When it comes to cooking and pairing wine with meals, there are often questions about substituting one type of wine for another. Today, I’ll be diving into the topic of substituting sherry for white wine. As a wine enthusiast and expert, I’ve encountered this question numerous times and I’m excited to share my insights with you.
Sherry is a fortified wine that originates from the Andalusia region of Spain. It comes in various styles ranging from dry to sweet, and it’s known for its complex flavors and versatility in the kitchen. The aging process and grape varietals used in sherry production contribute to its unique profile, making it a desirable option for many culinary applications.
Substitution in Cooking
When it comes to substituting sherry for white wine in cooking, it’s important to consider the specific dish and the flavor profile you’re trying to achieve. While white wine is a common ingredient in many recipes, sherry can offer a distinct depth of flavor and richness that enhances certain dishes.
For example, in a seafood risotto recipe that calls for white wine, substituting sherry can add a nutty, slightly sweet undertone that complements the flavors of the seafood. Additionally, in creamy sauces or soups, sherry can bring a delightful complexity that may not be achieved with white wine alone.
Pairing Sherry with Food
Now, when it comes to pairing sherry with food at the table, its versatility shines through. From dry and crisp Fino or Manzanilla styles to the rich and sweet Pedro Ximénez, there’s a sherry for every occasion.
I often recommend a dry sherry such as Fino or Manzanilla as an aperitif or paired with tapas and seafood due to their bracing acidity and distinct saline notes. On the other hand, a nutty Amontillado can beautifully accompany roasted meats and aged cheeses, offering a wonderful contrast of flavors.
As someone who has experimented with sherry in both cooking and pairing, I can attest to its ability to elevate dishes and enhance dining experiences. One of my favorite culinary discoveries was using a dry Amontillado sherry in a mushroom risotto, which added a remarkable depth of flavor and earthy complexity.

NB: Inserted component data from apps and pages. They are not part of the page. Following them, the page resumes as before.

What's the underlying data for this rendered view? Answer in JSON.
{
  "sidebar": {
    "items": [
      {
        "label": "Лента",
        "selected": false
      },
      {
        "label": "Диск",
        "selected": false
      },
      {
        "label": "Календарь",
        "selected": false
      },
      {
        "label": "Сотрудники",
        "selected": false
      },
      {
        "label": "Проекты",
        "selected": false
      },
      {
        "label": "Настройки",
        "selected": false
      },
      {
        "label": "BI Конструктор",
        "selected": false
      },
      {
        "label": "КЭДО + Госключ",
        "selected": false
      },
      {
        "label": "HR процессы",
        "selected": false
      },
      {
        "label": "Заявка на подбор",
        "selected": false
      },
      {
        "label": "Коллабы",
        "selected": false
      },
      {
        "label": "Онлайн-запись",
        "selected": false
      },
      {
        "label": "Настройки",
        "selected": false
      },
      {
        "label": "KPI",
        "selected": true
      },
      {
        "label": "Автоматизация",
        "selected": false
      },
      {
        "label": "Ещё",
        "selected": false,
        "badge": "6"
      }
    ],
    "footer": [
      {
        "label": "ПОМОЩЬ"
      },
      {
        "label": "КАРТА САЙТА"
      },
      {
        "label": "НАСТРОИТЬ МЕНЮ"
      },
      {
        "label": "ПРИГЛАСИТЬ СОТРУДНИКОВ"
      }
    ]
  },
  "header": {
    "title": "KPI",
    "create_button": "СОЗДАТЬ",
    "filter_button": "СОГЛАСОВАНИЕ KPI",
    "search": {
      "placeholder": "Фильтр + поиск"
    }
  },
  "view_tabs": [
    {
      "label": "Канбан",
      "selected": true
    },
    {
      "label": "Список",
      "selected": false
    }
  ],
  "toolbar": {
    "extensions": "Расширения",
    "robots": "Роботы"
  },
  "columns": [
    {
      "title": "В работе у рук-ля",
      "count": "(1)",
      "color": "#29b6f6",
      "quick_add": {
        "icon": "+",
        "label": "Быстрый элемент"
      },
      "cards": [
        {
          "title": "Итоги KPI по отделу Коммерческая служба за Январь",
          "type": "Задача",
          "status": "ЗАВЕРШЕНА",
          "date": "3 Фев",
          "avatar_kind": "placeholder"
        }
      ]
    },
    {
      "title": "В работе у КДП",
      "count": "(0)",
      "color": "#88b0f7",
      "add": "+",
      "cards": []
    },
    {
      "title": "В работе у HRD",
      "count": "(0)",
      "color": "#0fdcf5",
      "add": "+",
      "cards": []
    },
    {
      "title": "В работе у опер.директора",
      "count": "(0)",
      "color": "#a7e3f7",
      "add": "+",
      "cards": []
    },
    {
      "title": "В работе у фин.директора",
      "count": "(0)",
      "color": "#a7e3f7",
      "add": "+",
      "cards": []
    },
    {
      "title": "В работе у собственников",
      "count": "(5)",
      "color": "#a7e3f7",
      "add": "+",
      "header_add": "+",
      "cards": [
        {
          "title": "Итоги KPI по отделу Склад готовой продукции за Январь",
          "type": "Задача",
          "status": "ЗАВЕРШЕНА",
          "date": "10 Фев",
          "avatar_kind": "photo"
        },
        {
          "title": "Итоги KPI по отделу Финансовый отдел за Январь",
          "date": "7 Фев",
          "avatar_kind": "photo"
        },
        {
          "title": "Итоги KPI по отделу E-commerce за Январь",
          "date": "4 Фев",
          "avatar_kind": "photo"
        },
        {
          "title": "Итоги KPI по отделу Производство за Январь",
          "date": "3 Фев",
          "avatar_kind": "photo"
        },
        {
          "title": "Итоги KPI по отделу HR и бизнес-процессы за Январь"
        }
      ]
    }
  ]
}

In conclusion, while there are differences between sherry and white wine, the unique characteristics of sherry make it a compelling option for both cooking and pairing with food. Its versatility and range of styles offer a world of culinary exploration, and I encourage you to incorporate sherry into your culinary adventures. Whether substituting sherry for white wine in a recipe or exploring sherry pairings at the table, the world of sherry is undoubtedly a delightful journey for wine enthusiasts and food lovers alike.